Now on the subject of food, we did find our oasis, it was located on Little Exuma near the Tropic of Cancer Beach. The name of the restaurant is Tropical Breeze and the name is apropos, as it is nestled up to the ocean. We were informed of this gem from Rosemary Minn, our VRBO host. She was not wrong, no, not in the least. Should you venture down to Little Exuma and Tropical Breeze, you will encounter some of the best food on the island, this was what we were expecting the entire time. Food with imagination, that feels authentic and local, and it is every bit of that. We dined here twice, once for dinner and the other for lunch on the day of departure. The first time we dined there, we arrived at 540pm and they were closing at 6pm, but we were desperately seeking to be satisfied, so we, um, begged for a seat and they let us know what was available as the kitchen was closing down operations. We heard about the mythical Lobster Poppers and Lobster Popper Burger, but those were not on menu at this late hour. We "settled" for the Caribbean Stir Fry, it's a plate licker its so good. That was just a sample of what was to come. We were flying out the next afternoon, but if we were going to have a last meal in paradise, Tropical Breeze would be it. We arrived the next day shortly before they opened and they greeted us like returning heroes. They are a friendly lot, from the bartender hitting falsetto notes to 80's pop music, to the chef and waitstaff. Feels like a family affair. We were all smiles and yes, Lobster Poppers and the Lobster Popper Burger were to be ours. To describe it as just "delicious" would be understatement. This is a pilgrimage to your soul. The Lobster Poppers are lightly coated with tender lobster bits and the Lobster Popper Burger is heaven sent. This is the ultimate Surf and Turf. It is served looking big and ornery, but it is as tender as an angelic dream. You swear you won't have another bite, but there you are with an empty plate, leaned back in your chair, ocean waves crashing in the background, feeling all kinds of full. Should I ever get the death penalty, this might be my last meal wish. There are all kinds of other deliciousness to sample, the Lobster Poppers and Burger seemed to be the gateway drugs to culinary goodness. For me, it didn't get much better than this, the perfect end to such a beautiful place.

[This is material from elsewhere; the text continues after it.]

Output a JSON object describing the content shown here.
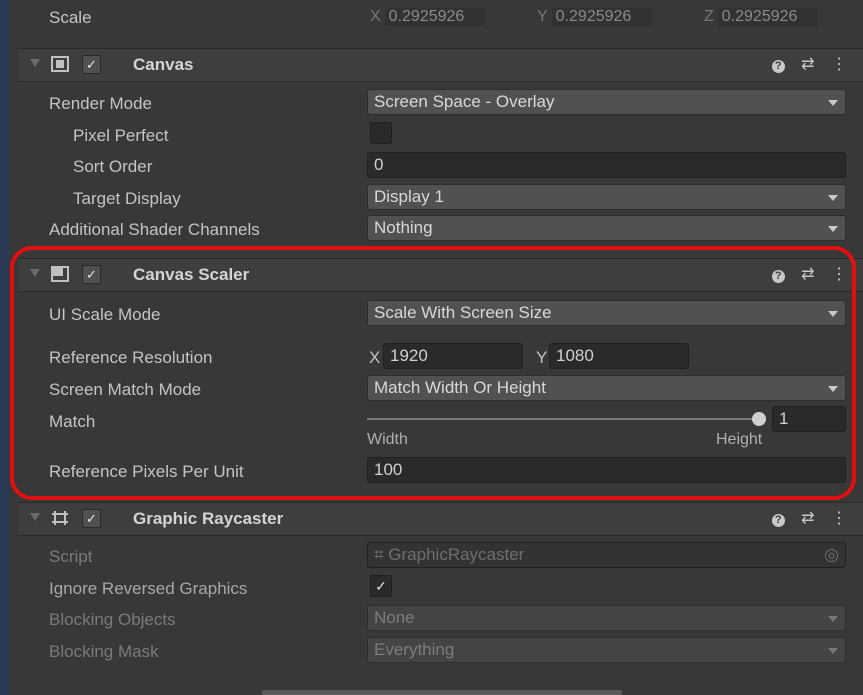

It's not often in this life that we have our expectations exceeded, but in terms of pure, unadulterated beauty, Exuma, Bahamas is one of those places for me. Once we understood the pace of the island, we felt like we belonged (or should we say didn't want to leave?). We got used to (most) stores closing at 6pm, but some restaurants remain open later and like us, you'll find your favorites. Befriend the island waters. Whether you rent a boat or hire a water taxi, experience Exuma from the waves, there is perfection in this collision of heaven and earth. While there are no "per se" late night party bars, secure (stores close at 6pm remember?) whatever you might need to wet your lips, gather with friends or a loved one and watch as the sun falls from the day's grace or the moon rises up into a starry night sky. These are the moments when this "out island" will be all around you. Find "your" beach, make "your" moments and let them be told amidst the surreal tropical backdrop that Exuma offers in a myriad of different ways, the biggest of them, a beautiful jade and emerald hue.
From Exuma with love.